**Data to process**
*** Block opens ***
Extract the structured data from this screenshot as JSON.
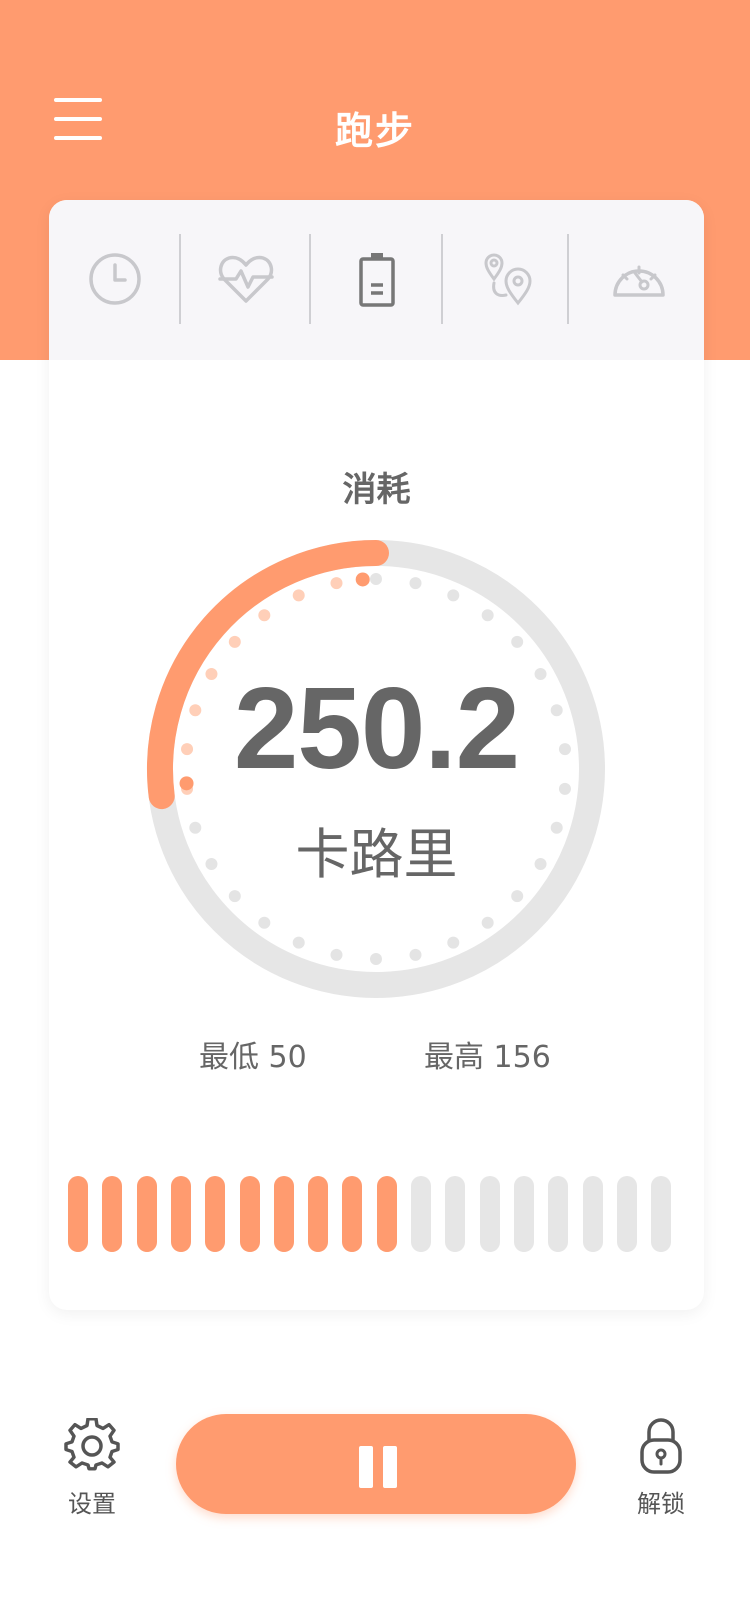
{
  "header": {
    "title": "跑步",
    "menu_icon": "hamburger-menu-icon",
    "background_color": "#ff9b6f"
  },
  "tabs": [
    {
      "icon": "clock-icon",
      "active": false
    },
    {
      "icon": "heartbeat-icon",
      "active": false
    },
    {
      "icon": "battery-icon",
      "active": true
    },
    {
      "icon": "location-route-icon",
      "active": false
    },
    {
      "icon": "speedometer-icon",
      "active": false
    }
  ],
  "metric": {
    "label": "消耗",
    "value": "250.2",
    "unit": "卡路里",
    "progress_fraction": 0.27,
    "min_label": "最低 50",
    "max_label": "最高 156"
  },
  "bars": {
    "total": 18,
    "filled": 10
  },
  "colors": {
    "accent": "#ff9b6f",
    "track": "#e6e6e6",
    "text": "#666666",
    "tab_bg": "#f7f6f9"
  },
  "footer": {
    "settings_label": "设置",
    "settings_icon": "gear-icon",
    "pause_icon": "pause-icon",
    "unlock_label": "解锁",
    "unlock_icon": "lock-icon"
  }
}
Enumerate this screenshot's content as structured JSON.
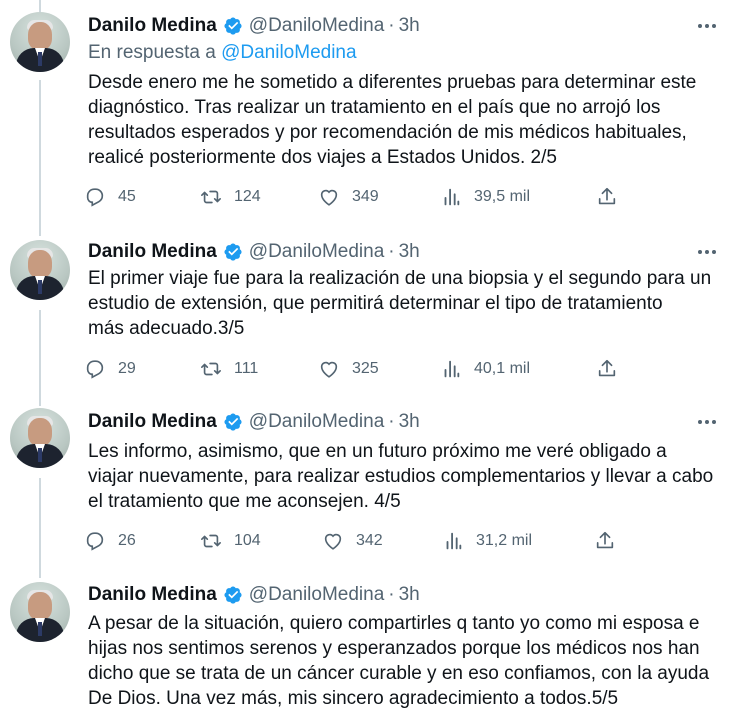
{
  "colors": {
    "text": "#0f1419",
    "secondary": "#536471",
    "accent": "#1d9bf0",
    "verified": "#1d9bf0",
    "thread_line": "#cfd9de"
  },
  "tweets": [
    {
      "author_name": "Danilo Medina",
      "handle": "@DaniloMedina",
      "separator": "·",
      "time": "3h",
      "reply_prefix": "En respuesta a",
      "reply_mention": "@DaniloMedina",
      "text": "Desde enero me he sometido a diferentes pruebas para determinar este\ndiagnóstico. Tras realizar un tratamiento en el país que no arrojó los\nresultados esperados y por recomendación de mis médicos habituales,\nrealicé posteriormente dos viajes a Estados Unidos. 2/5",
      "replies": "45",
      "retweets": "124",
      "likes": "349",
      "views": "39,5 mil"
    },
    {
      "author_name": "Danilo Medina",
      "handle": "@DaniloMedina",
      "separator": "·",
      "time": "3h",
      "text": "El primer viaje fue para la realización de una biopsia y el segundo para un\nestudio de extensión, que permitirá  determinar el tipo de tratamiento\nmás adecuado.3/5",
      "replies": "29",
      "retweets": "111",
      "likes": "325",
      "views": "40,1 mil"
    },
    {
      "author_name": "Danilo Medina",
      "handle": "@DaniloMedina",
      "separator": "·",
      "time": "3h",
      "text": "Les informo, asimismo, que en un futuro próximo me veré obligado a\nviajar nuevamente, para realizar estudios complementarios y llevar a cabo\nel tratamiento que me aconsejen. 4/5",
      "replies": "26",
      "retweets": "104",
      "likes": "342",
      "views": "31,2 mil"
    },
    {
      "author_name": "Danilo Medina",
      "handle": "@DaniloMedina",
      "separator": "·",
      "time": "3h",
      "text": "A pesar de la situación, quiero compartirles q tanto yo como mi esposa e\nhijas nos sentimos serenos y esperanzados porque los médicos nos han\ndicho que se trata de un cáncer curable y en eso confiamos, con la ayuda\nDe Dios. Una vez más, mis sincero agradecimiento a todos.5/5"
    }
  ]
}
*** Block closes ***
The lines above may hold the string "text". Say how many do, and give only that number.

6